‘Rick O’Shay’: blast from the past

When I was working on yesterday’s post about author/historian Robert Utley–which came to mind when I read some tribute articles about him in “Montana, The Magazine of Western History”–I couldn’t help but notice the picture on the magazine’s cover was the character Hipshot Percussion from the comic strip Rick O’Shay that was syndicated from 1958 to 1981. I wonder how many readers recognized the guy before they read the “on the cover” blurb on the contents page.

Rick O’Shay was a small-town western sherrif whose best friend was the gunslinger Hipshot Percussion. I remember Stan Lynde’s comic strip since it appeared in our local paper.
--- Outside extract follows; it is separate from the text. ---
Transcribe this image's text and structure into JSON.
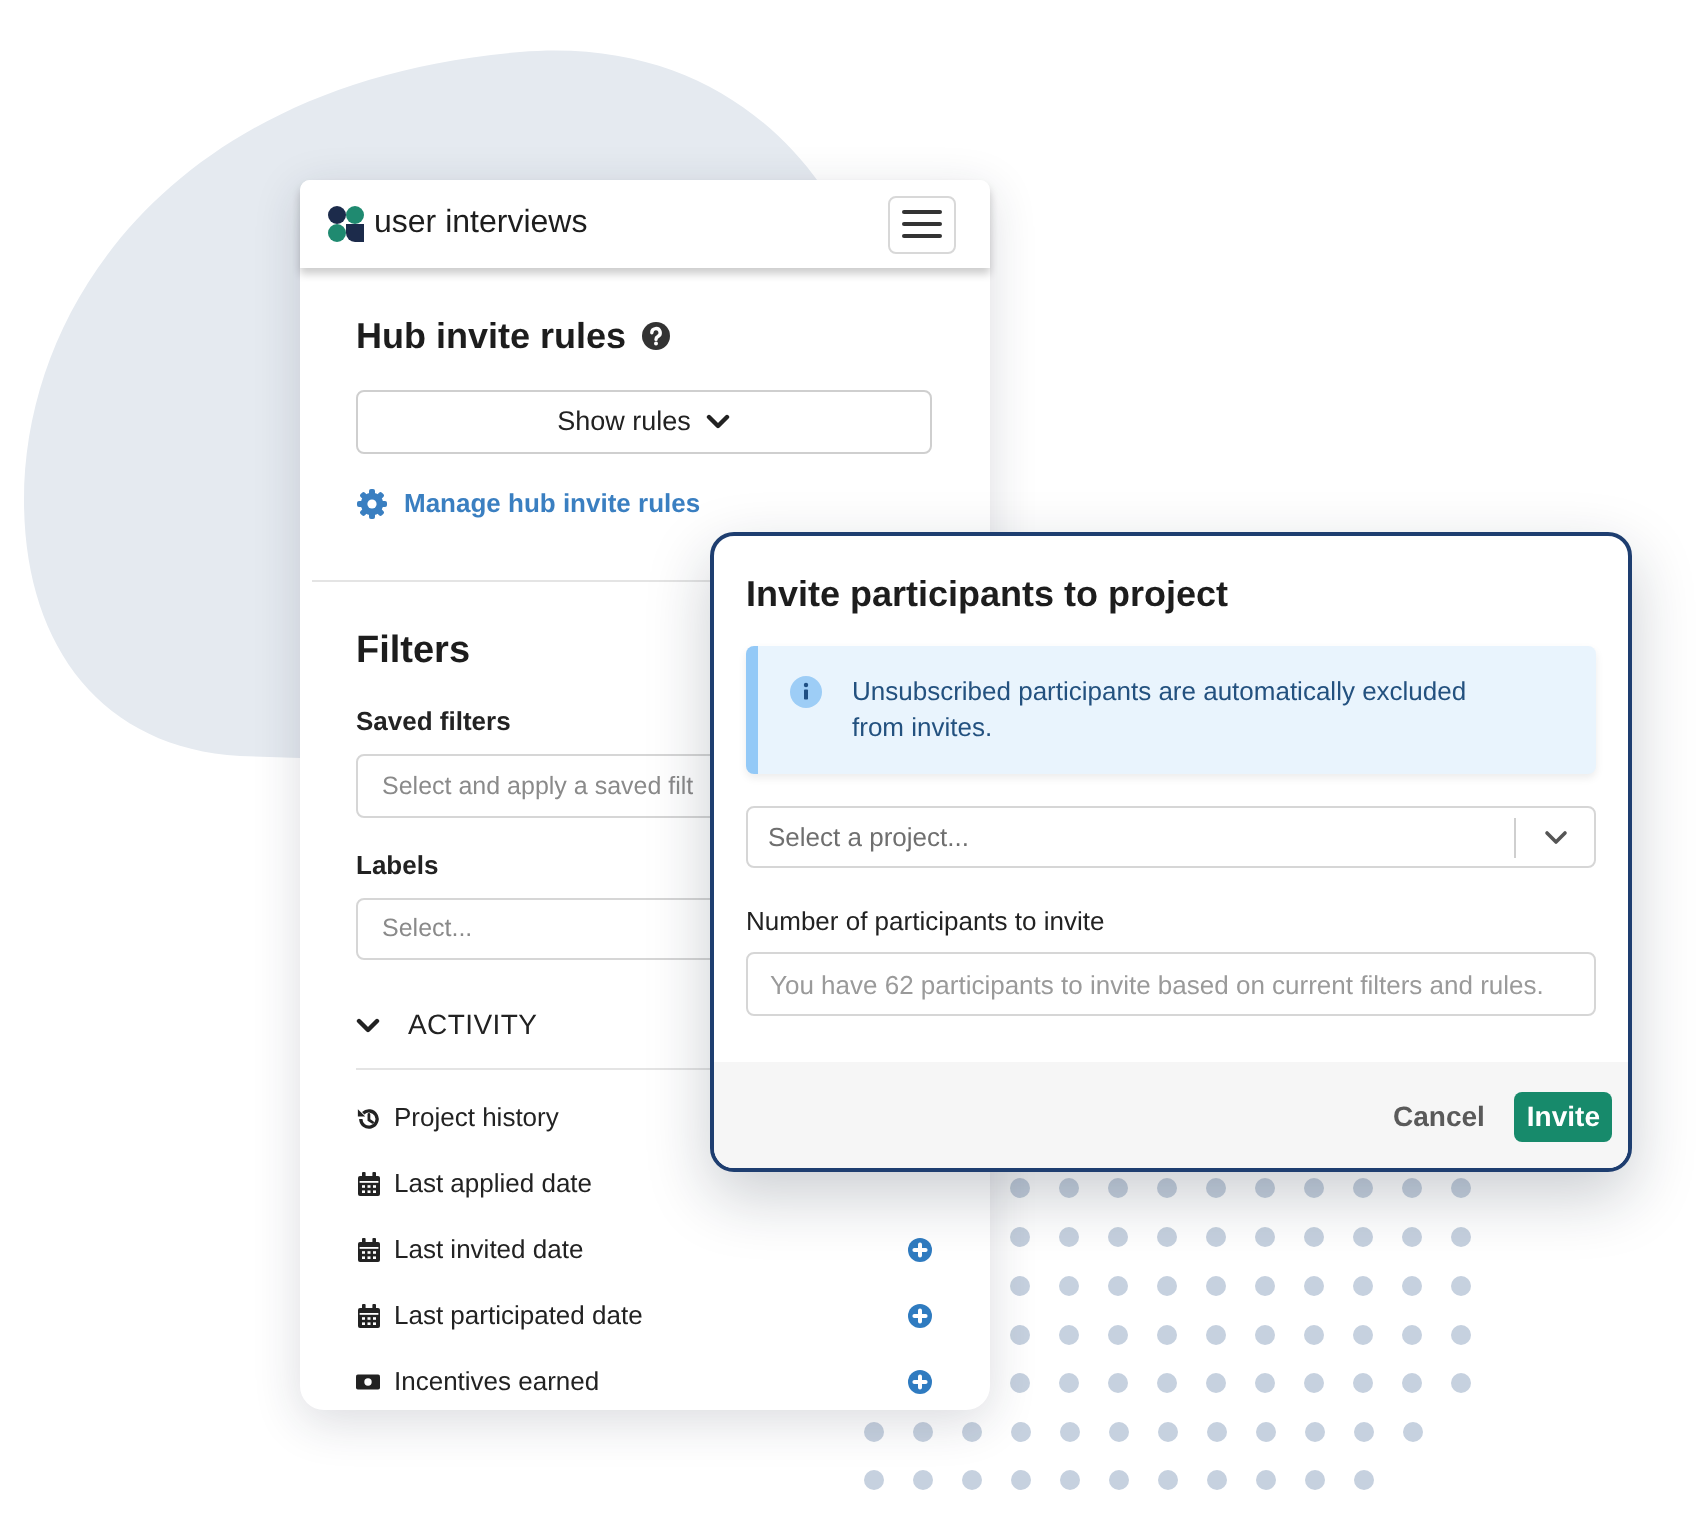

I was rather put off by the characters’ names which, as Wikipedia reminds us, “were gambler Deuces Wilde, dance hall owner Gaye Abandon, physician Dr. Basil Metabolism (and his nurse, Ophelia Pulse), gunsmith and Civil War veteran Cap’n Ball, banker Mort Gage and a boy named Quyat Burp. The neighboring Kyute Indian tribe includes Chief Horse’s Neck, his ugly but sweet daughter Moonglow and her persistent suitor Crazy Quilt.”

According to Wikipedia, “Hipshot is frequently referred to as an ‘outlaw,’ and in one strip he decided to regain his losses at poker by holding up the local bank. Sometimes in the Sunday strip he is shown alone, on horseback, in the Western background, speaking to his Maker, whom he addresses as ‘Boss.’ He does not attend church and prefers to recognize his God in a privately styled fashion.”

I think I read the comic strip last in the Sunday comics, preferring Dick Tracy, Blondie, and Beetle Bailey.


P.S. My favorite comic strip of all time was Krazy Kat. It ran before I was around, but my father had the collected episodes in a book.